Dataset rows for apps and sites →
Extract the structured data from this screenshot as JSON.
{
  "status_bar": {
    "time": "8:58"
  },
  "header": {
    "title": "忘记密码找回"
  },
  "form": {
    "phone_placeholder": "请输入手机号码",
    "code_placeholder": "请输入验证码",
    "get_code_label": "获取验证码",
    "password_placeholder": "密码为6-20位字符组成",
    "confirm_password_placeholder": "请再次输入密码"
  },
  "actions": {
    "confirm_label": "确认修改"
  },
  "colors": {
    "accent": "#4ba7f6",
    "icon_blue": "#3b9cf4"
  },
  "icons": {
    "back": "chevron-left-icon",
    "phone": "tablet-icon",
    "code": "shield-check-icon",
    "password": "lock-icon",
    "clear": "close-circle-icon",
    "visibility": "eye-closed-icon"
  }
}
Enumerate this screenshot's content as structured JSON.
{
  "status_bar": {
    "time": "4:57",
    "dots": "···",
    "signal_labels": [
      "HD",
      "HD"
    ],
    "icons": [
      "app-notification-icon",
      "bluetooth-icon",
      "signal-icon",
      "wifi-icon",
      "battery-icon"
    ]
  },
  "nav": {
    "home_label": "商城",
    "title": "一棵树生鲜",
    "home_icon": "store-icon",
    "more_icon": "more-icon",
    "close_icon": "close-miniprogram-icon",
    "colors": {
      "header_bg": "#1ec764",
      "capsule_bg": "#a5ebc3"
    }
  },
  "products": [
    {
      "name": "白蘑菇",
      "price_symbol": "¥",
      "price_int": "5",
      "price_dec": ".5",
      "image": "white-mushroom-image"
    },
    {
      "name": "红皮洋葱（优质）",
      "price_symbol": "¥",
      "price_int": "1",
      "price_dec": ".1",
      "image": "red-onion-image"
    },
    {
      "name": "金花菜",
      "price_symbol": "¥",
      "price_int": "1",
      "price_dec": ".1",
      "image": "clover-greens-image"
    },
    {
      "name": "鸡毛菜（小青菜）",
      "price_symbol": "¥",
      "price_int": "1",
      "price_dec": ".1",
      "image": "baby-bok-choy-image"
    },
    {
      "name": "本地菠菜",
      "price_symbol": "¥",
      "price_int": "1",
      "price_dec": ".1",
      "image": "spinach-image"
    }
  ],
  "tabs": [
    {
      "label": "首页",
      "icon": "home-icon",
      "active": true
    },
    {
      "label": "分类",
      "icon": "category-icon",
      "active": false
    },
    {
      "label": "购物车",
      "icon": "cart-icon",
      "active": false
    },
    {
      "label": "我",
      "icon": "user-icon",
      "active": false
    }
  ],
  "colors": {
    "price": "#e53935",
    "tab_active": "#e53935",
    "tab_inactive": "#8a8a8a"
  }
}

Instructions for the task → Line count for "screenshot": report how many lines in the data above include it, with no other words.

Response to the exercise → 2